● **Aim of the task**
Please filter the entries for the word "snapshot" and copy every line that has it.

● **Task input**
- - -
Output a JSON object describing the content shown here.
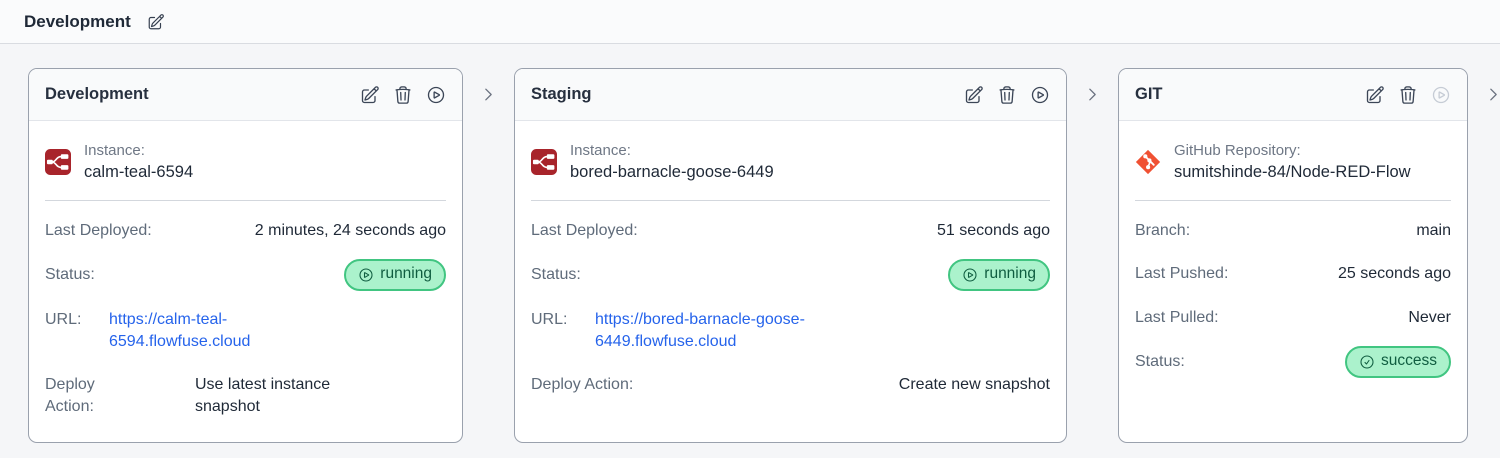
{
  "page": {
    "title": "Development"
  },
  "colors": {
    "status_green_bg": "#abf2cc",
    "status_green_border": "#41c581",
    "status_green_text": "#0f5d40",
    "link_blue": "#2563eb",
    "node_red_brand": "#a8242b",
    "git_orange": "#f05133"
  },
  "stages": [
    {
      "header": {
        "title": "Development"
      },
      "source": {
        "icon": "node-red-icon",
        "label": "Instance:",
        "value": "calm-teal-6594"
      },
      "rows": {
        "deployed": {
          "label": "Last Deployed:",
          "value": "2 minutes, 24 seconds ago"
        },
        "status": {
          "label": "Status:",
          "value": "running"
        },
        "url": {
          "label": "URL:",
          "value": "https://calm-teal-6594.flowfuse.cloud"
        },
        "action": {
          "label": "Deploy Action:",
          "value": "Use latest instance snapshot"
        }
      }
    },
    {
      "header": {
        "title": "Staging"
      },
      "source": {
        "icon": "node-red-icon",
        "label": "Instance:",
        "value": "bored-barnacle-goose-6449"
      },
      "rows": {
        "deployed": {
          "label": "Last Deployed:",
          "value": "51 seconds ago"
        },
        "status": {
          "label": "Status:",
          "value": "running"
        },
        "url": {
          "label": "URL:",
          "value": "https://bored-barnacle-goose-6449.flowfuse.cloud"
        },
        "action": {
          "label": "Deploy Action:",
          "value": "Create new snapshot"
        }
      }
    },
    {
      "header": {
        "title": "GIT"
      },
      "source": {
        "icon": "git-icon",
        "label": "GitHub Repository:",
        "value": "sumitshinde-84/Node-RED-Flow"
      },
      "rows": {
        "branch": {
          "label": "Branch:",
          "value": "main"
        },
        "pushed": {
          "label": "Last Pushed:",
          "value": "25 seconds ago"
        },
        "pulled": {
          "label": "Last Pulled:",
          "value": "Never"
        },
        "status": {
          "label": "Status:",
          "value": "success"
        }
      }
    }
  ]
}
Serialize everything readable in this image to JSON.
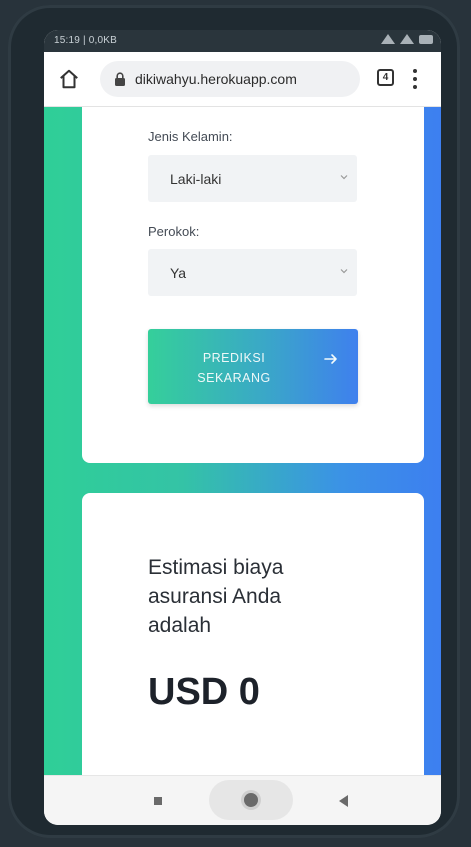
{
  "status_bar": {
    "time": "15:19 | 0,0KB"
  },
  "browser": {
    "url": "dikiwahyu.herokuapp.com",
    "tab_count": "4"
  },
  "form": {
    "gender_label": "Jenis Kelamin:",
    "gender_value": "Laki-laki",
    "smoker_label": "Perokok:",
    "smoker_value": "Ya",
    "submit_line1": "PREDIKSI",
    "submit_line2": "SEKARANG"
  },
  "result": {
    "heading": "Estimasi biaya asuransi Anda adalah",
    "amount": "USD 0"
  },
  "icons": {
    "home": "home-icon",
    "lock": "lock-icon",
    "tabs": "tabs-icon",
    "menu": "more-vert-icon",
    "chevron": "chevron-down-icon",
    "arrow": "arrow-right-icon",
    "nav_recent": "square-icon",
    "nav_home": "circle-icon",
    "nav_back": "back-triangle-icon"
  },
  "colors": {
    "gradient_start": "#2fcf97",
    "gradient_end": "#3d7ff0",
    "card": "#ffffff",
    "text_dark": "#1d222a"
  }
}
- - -
● **Reply to the exercise**
          "value": "Use latest instance snapshot"
          "value": "Create new snapshot"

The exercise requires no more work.